Investments in a Local Credit Union Went Pffft!?

August 5, 2020

by Howard Haykin



Their trusted broker recommended a Short-Term Investment Program with a Local Credit Union, paying a 7% return. Though not offered by the broker-dealer, American Portfolios Financial Services, it seemed so right. However, while the credit union was real, the investment opportunity was fictitious.



Using a convincing sales pitch, the broker with American Portfolios managed to raise at least $1,150,000 from 5 investors. All the checks were made payable to the local credit union, and they were ‘dutifully’ deposited into a credit union account. Yet, unbeknownst to investors, the account was one that the broker controlled, and he began misappropriating the funds.


The broker managed to cover up his scheme by providing his customers with falsified account statements.
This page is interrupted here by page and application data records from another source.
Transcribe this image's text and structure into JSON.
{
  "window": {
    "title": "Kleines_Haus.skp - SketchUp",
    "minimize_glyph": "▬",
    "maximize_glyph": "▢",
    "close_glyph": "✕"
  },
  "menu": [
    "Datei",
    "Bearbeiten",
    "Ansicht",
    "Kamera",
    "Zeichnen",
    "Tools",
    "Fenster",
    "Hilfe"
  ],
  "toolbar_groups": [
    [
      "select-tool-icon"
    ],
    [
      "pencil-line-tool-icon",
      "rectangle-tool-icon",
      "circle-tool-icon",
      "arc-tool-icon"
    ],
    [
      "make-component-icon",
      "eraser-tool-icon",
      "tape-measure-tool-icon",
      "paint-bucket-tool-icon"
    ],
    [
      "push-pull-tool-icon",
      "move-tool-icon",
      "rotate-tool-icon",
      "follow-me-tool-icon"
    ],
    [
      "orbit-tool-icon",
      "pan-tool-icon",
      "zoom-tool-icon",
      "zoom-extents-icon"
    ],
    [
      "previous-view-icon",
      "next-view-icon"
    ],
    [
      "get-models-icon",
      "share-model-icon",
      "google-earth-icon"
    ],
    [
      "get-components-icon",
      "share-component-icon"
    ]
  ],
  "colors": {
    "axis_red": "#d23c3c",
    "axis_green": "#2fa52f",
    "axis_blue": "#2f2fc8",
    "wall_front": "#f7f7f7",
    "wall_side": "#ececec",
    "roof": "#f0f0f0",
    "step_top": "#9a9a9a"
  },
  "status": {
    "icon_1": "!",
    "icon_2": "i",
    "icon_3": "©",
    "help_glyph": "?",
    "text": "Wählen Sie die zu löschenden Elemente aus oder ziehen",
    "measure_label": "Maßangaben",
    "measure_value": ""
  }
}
But like many similar schemes, this one soon began to fall apart, in three stages.


  • Stage 1:  An early investor asked for and received his $250,000 investment plus $17,500 in interest. 
  • Stage 2:  Other early investors, who invested $500,000, became suspicious when they stopped receiving account statements for their purported investment.
  • Stage 3:  Subsequent investors expressed concern about the legitimacy of the falsified statement that supposedly evidenced their $400,000 investment.



ALL THAT GLITTERS ISN’T GOLD, …  and THERE’S NO SUCH THING AS A FREE LUNCH.  Regardless of who’s doing the selling, investors can never be too trusting. And to safeguard one’s financial assets, investors and/or their independent designated financial watchdogs must conduct appropriate due diligence. With private investment opportunities, this means: (i) obtaining and analyzing the Private Placement Memorandum (PPM) or other deal documentation; and, (ii) identifying and researching all key players in the deal. If such information is not available or readily forthcoming, simply “leave the table” - there will be other deals.


While most deals and brokers/agents are legitimate, there will always be “exceptions to the rule” – as in the case above.



[For further details, click on ... SEC Litigation Release and SEC Complaint.]